If you want the widest possible choice in flower shapes, sizes and colors, look to A. Andreanum. It is the species that is responsible for virtually all of the various types of anthurium flowers that are found in flower shops. In Hawaii, in the 1940’s, anthurium hobbyists learned how to selectively breed anthuriums. The fruit of their efforts was an explosion of different types of A. Andreanum flowers. They produced the three main flower shapes: standard, obake and tulips. And they also created many of the colors that we see today: red, orange, green, purple, pink, pastels, speckled and much, much more.
How To Care For Anthuriums
Anthuriums are strong plants and they are relatively easy to care for. There is really just two things that you need to do.
First, you need to water your plant regularly. It is critical that you give your anthurium enough water to keep it hydrated and do not give it so much water that it drowns. Ideally, you should water your plant every day, but you need to make sure that its soil drains well. You never want it to be left sitting it water. The water must drain away to allow oxygen to reach its roots. If oxygen does not reach its roots, anaerobic bacteria start to grow and will attack the root system of your plant.
Second, you need to fertilize your anthurium. The ideal way to do this is to use a very dilute liquid fertilizer once a week. But this is really too way too much work and the easier solution is to apply a slow release fertilizer every three to six months. This is much easier and produces close to the same results as the liquid fertilizer method.
Proper Growing Conditions For Anthuriums
You have to keep in mind that anthuriums come from tropical rain forests, so you’ll want to replicate this environment as closely as possible when you are growing an anthurium plant. To do this you’ll need high humidity, warm temperatures and filtered sunlight.
The ideal place to meet these conditions is a window in your bathroom. When you take a hot shower, this will produce a lot of humidity. So the first necessary condition is fulfilled. By keeping your plant in your home you will generally meet the second condition which is a warm, but not excessively hot temperature. Anthuriums love temperatures of 70 to 80 degrees and they will be happy if you keep your home at this temperature.
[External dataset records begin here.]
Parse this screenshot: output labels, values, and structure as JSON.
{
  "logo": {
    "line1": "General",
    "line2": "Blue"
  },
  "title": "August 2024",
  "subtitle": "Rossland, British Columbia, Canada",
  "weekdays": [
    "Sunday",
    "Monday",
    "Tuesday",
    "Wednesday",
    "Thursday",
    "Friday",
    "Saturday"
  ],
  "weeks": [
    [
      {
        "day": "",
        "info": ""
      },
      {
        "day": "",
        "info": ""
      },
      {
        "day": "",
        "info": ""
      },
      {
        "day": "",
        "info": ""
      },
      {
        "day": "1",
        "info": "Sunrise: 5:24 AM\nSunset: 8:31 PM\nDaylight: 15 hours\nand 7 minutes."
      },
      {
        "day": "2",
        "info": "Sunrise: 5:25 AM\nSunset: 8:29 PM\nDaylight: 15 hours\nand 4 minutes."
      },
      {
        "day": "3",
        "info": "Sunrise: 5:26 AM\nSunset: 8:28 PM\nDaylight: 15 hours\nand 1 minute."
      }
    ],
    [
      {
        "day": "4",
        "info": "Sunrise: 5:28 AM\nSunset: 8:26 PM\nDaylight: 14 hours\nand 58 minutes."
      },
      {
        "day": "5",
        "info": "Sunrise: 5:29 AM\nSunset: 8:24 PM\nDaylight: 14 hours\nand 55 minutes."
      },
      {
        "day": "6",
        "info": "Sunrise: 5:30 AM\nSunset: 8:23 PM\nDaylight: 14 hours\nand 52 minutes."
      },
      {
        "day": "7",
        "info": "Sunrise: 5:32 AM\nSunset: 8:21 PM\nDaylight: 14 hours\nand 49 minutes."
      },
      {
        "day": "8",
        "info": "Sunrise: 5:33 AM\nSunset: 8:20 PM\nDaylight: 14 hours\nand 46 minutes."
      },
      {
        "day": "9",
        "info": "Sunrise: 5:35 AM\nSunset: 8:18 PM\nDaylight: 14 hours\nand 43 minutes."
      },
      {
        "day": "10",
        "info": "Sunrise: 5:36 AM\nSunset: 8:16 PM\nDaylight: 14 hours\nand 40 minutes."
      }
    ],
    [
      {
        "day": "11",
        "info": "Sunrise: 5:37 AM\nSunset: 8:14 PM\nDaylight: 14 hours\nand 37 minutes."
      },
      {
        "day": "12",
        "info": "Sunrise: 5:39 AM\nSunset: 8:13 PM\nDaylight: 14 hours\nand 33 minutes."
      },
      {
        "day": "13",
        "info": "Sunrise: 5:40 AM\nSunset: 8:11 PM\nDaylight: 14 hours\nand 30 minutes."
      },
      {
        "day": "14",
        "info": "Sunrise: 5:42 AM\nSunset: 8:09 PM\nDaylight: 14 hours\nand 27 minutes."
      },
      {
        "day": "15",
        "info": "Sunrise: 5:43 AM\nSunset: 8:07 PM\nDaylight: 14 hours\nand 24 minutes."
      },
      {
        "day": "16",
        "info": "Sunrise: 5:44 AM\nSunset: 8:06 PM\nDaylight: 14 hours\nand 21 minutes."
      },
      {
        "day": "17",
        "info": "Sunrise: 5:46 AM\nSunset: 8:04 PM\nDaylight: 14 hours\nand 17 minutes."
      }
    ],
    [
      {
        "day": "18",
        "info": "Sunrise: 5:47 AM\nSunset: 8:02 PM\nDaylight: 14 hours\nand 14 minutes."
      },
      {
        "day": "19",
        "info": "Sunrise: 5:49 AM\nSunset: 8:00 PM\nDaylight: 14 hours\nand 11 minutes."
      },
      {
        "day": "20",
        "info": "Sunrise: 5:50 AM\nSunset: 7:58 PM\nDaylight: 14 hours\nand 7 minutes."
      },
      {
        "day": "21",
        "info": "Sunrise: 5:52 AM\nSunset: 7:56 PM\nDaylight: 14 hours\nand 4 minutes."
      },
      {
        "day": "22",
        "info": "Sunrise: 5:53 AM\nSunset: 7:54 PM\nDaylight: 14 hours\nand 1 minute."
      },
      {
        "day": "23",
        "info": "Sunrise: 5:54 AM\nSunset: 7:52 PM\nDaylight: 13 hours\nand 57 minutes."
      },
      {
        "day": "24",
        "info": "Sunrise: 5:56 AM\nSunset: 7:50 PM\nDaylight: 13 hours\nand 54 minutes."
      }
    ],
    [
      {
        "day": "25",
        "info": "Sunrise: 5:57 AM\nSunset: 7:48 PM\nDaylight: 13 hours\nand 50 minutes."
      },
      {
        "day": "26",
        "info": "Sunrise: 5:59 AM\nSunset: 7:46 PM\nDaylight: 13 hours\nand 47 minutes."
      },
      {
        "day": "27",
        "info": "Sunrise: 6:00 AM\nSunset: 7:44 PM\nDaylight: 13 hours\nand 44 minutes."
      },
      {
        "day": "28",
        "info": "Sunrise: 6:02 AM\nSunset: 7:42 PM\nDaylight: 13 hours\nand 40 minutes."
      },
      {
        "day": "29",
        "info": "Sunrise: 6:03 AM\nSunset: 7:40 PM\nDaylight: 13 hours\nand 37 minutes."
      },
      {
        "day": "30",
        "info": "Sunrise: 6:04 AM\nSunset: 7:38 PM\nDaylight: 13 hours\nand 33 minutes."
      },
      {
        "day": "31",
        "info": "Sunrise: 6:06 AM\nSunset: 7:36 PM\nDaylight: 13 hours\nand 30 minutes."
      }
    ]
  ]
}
Finally, putting your plant near a window will give it filtered sunlight. Anthuriums like a lot of light, but too much light can cause their leaves to burn. Just put your plant as close to the window as you can, without it burning.